Start of Data excerpts
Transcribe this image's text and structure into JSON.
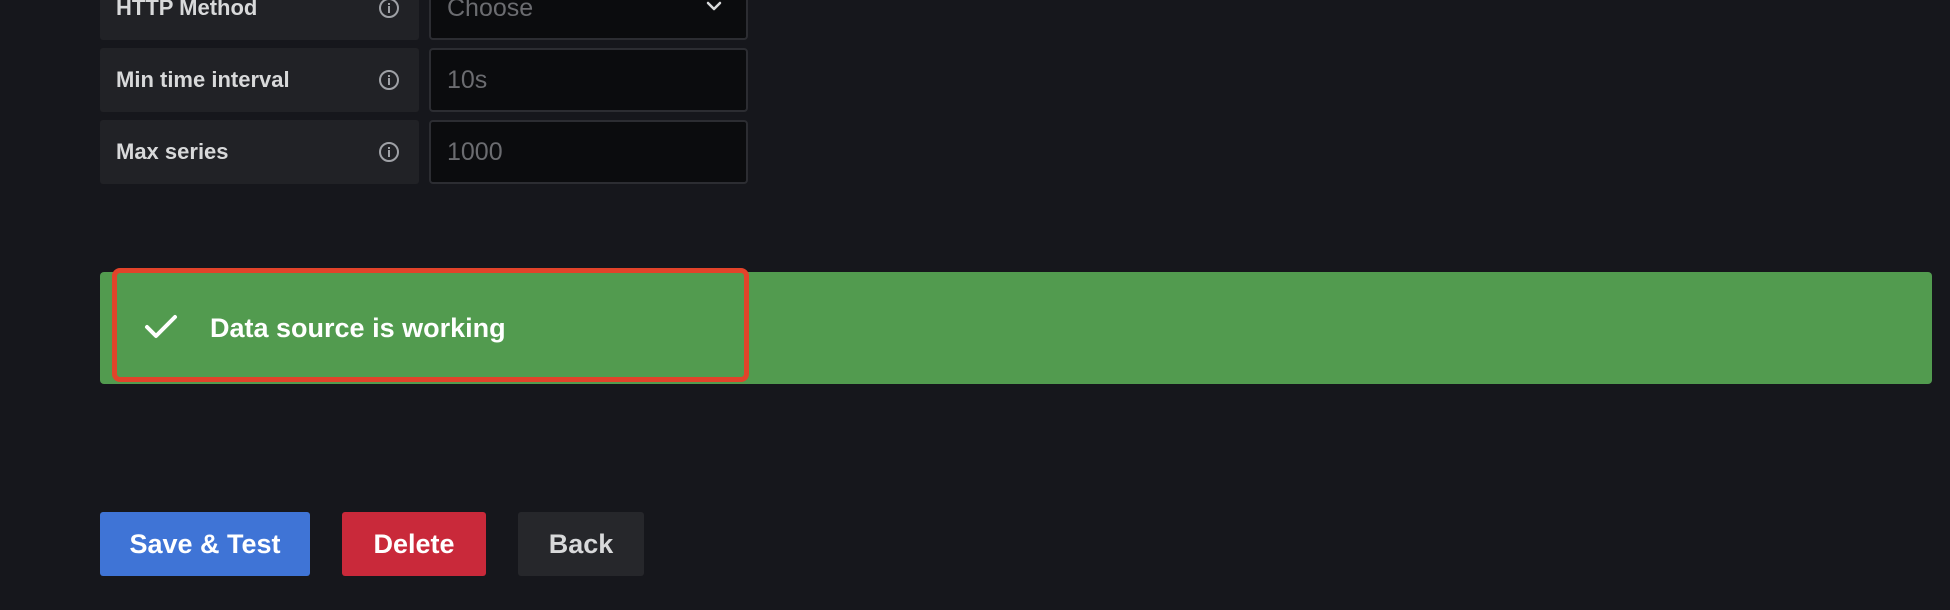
{
  "form": {
    "rows": [
      {
        "label": "HTTP Method",
        "value": "Choose",
        "type": "select"
      },
      {
        "label": "Min time interval",
        "value": "10s",
        "type": "input"
      },
      {
        "label": "Max series",
        "value": "1000",
        "type": "input"
      }
    ]
  },
  "alert": {
    "message": "Data source is working",
    "status": "success",
    "color": "#529b4f",
    "highlight_color": "#e2432a"
  },
  "actions": {
    "save_label": "Save & Test",
    "delete_label": "Delete",
    "back_label": "Back"
  },
  "icons": {
    "info": "info-circle-icon",
    "check": "check-icon",
    "chevron": "chevron-down-icon"
  }
}
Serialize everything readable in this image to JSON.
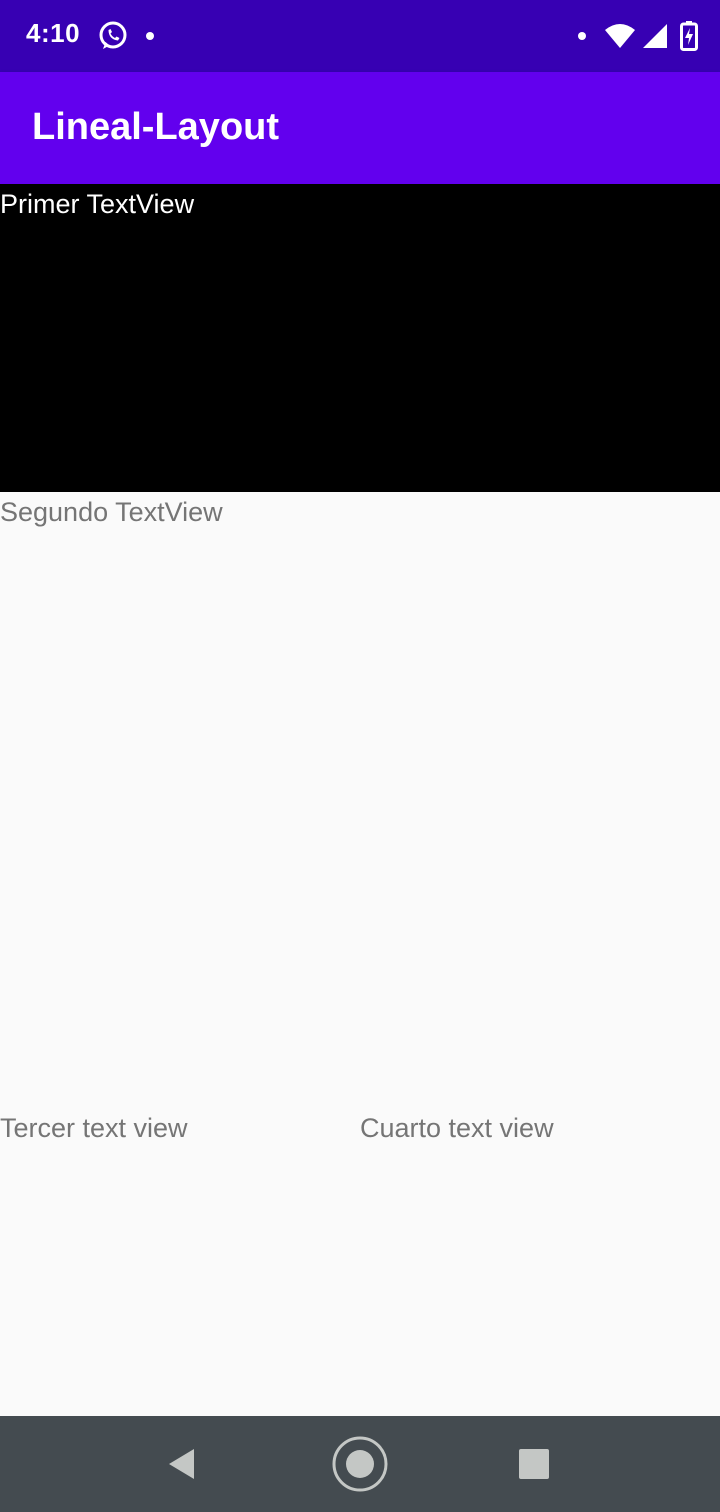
{
  "status_bar": {
    "time": "4:10",
    "left_icons": [
      "whatsapp-icon",
      "notification-dot-icon"
    ],
    "right_icons": [
      "notification-dot-icon",
      "wifi-icon",
      "cell-signal-icon",
      "battery-charging-icon"
    ],
    "background": "#3700b3"
  },
  "app_bar": {
    "title": "Lineal-Layout",
    "background": "#6200ee"
  },
  "content": {
    "first_text": "Primer TextView",
    "second_text": "Segundo TextView",
    "third_text": "Tercer text view",
    "fourth_text": "Cuarto text view",
    "first_background": "#000000"
  },
  "nav_bar": {
    "buttons": [
      "back-icon",
      "home-icon",
      "recents-icon"
    ],
    "background": "#444b50"
  }
}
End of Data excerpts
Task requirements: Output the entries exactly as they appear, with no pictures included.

Task result:
Transcribe this image's text and structure into JSON.
{
  "form": {
    "rows": [
      {
        "label": "HTTP Method",
        "value": "Choose",
        "type": "select"
      },
      {
        "label": "Min time interval",
        "value": "10s",
        "type": "input"
      },
      {
        "label": "Max series",
        "value": "1000",
        "type": "input"
      }
    ]
  },
  "alert": {
    "message": "Data source is working",
    "status": "success",
    "color": "#529b4f",
    "highlight_color": "#e2432a"
  },
  "actions": {
    "save_label": "Save & Test",
    "delete_label": "Delete",
    "back_label": "Back"
  },
  "icons": {
    "info": "info-circle-icon",
    "check": "check-icon",
    "chevron": "chevron-down-icon"
  }
}
Serialize everything readable in this image to JSON.
{
  "status_bar": {
    "time": "4:10",
    "left_icons": [
      "whatsapp-icon",
      "notification-dot-icon"
    ],
    "right_icons": [
      "notification-dot-icon",
      "wifi-icon",
      "cell-signal-icon",
      "battery-charging-icon"
    ],
    "background": "#3700b3"
  },
  "app_bar": {
    "title": "Lineal-Layout",
    "background": "#6200ee"
  },
  "content": {
    "first_text": "Primer TextView",
    "second_text": "Segundo TextView",
    "third_text": "Tercer text view",
    "fourth_text": "Cuarto text view",
    "first_background": "#000000"
  },
  "nav_bar": {
    "buttons": [
      "back-icon",
      "home-icon",
      "recents-icon"
    ],
    "background": "#444b50"
  }
}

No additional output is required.